[Start of Attachment]
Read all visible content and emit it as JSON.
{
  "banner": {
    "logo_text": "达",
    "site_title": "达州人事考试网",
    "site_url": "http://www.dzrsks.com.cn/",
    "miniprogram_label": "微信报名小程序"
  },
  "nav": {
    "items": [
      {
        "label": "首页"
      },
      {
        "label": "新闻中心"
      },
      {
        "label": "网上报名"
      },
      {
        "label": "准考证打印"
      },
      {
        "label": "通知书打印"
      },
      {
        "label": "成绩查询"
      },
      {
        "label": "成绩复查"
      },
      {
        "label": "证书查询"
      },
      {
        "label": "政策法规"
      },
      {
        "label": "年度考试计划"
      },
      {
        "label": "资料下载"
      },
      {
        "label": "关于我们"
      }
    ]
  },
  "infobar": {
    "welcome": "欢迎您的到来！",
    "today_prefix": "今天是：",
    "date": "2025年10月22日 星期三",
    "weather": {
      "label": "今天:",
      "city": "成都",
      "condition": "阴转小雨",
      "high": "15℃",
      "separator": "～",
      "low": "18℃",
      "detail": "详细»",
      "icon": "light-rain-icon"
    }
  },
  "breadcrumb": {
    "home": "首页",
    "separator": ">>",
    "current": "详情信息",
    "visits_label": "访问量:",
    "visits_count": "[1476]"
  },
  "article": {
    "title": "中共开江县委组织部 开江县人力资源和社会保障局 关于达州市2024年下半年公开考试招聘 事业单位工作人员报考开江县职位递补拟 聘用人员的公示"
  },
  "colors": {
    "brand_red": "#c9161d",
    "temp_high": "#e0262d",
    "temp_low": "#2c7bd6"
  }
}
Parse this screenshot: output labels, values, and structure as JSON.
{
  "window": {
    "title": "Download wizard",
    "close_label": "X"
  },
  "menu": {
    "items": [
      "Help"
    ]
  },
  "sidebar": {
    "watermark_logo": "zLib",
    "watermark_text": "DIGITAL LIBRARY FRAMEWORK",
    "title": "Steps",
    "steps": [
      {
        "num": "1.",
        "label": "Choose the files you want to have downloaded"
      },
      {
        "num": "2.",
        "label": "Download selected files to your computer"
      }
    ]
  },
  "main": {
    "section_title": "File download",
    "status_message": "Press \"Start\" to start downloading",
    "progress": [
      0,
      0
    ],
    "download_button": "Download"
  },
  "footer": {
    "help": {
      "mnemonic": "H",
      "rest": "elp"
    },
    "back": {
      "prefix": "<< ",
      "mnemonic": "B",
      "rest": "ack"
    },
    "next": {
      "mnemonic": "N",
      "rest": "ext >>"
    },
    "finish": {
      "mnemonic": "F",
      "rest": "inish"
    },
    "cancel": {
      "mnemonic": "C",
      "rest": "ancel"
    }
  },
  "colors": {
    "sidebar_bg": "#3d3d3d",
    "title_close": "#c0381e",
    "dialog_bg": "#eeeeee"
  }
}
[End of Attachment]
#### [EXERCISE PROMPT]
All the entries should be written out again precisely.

#### [TASK OUTPUT]
Read all visible content and emit it as JSON.
{
  "banner": {
    "logo_text": "达",
    "site_title": "达州人事考试网",
    "site_url": "http://www.dzrsks.com.cn/",
    "miniprogram_label": "微信报名小程序"
  },
  "nav": {
    "items": [
      {
        "label": "首页"
      },
      {
        "label": "新闻中心"
      },
      {
        "label": "网上报名"
      },
      {
        "label": "准考证打印"
      },
      {
        "label": "通知书打印"
      },
      {
        "label": "成绩查询"
      },
      {
        "label": "成绩复查"
      },
      {
        "label": "证书查询"
      },
      {
        "label": "政策法规"
      },
      {
        "label": "年度考试计划"
      },
      {
        "label": "资料下载"
      },
      {
        "label": "关于我们"
      }
    ]
  },
  "infobar": {
    "welcome": "欢迎您的到来！",
    "today_prefix": "今天是：",
    "date": "2025年10月22日 星期三",
    "weather": {
      "label": "今天:",
      "city": "成都",
      "condition": "阴转小雨",
      "high": "15℃",
      "separator": "～",
      "low": "18℃",
      "detail": "详细»",
      "icon": "light-rain-icon"
    }
  },
  "breadcrumb": {
    "home": "首页",
    "separator": ">>",
    "current": "详情信息",
    "visits_label": "访问量:",
    "visits_count": "[1476]"
  },
  "article": {
    "title": "中共开江县委组织部 开江县人力资源和社会保障局 关于达州市2024年下半年公开考试招聘 事业单位工作人员报考开江县职位递补拟 聘用人员的公示"
  },
  "colors": {
    "brand_red": "#c9161d",
    "temp_high": "#e0262d",
    "temp_low": "#2c7bd6"
  }
}
Parse this screenshot: output labels, values, and structure as JSON.
{
  "window": {
    "title": "Download wizard",
    "close_label": "X"
  },
  "menu": {
    "items": [
      "Help"
    ]
  },
  "sidebar": {
    "watermark_logo": "zLib",
    "watermark_text": "DIGITAL LIBRARY FRAMEWORK",
    "title": "Steps",
    "steps": [
      {
        "num": "1.",
        "label": "Choose the files you want to have downloaded"
      },
      {
        "num": "2.",
        "label": "Download selected files to your computer"
      }
    ]
  },
  "main": {
    "section_title": "File download",
    "status_message": "Press \"Start\" to start downloading",
    "progress": [
      0,
      0
    ],
    "download_button": "Download"
  },
  "footer": {
    "help": {
      "mnemonic": "H",
      "rest": "elp"
    },
    "back": {
      "prefix": "<< ",
      "mnemonic": "B",
      "rest": "ack"
    },
    "next": {
      "mnemonic": "N",
      "rest": "ext >>"
    },
    "finish": {
      "mnemonic": "F",
      "rest": "inish"
    },
    "cancel": {
      "mnemonic": "C",
      "rest": "ancel"
    }
  },
  "colors": {
    "sidebar_bg": "#3d3d3d",
    "title_close": "#c0381e",
    "dialog_bg": "#eeeeee"
  }
}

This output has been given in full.